(Records from a dataset)
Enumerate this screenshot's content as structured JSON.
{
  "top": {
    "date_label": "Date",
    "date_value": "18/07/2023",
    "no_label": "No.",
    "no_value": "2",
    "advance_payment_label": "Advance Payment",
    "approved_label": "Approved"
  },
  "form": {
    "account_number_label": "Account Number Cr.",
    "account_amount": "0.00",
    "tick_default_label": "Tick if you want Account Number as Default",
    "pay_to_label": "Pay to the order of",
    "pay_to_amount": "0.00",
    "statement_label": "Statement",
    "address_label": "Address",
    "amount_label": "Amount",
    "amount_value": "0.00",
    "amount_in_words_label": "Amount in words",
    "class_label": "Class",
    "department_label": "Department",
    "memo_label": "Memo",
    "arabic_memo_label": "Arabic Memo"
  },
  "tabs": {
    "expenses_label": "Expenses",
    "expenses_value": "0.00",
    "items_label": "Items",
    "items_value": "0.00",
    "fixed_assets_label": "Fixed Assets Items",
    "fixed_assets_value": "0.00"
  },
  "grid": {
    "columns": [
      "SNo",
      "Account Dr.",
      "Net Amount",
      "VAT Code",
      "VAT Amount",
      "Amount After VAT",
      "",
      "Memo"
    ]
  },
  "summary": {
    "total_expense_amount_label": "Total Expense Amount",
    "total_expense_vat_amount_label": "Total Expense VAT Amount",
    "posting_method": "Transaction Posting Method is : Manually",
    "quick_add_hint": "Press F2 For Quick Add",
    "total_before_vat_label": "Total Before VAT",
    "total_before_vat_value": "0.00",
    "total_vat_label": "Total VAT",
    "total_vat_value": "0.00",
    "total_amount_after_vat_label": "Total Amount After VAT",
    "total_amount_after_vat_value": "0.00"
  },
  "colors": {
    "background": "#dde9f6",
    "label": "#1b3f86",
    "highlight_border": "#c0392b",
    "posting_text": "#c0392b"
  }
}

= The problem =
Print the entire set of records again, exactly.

= Output of the task =
Enumerate this screenshot's content as structured JSON.
{
  "top": {
    "date_label": "Date",
    "date_value": "18/07/2023",
    "no_label": "No.",
    "no_value": "2",
    "advance_payment_label": "Advance Payment",
    "approved_label": "Approved"
  },
  "form": {
    "account_number_label": "Account Number Cr.",
    "account_amount": "0.00",
    "tick_default_label": "Tick if you want Account Number as Default",
    "pay_to_label": "Pay to the order of",
    "pay_to_amount": "0.00",
    "statement_label": "Statement",
    "address_label": "Address",
    "amount_label": "Amount",
    "amount_value": "0.00",
    "amount_in_words_label": "Amount in words",
    "class_label": "Class",
    "department_label": "Department",
    "memo_label": "Memo",
    "arabic_memo_label": "Arabic Memo"
  },
  "tabs": {
    "expenses_label": "Expenses",
    "expenses_value": "0.00",
    "items_label": "Items",
    "items_value": "0.00",
    "fixed_assets_label": "Fixed Assets Items",
    "fixed_assets_value": "0.00"
  },
  "grid": {
    "columns": [
      "SNo",
      "Account Dr.",
      "Net Amount",
      "VAT Code",
      "VAT Amount",
      "Amount After VAT",
      "",
      "Memo"
    ]
  },
  "summary": {
    "total_expense_amount_label": "Total Expense Amount",
    "total_expense_vat_amount_label": "Total Expense VAT Amount",
    "posting_method": "Transaction Posting Method is : Manually",
    "quick_add_hint": "Press F2 For Quick Add",
    "total_before_vat_label": "Total Before VAT",
    "total_before_vat_value": "0.00",
    "total_vat_label": "Total VAT",
    "total_vat_value": "0.00",
    "total_amount_after_vat_label": "Total Amount After VAT",
    "total_amount_after_vat_value": "0.00"
  },
  "colors": {
    "background": "#dde9f6",
    "label": "#1b3f86",
    "highlight_border": "#c0392b",
    "posting_text": "#c0392b"
  }
}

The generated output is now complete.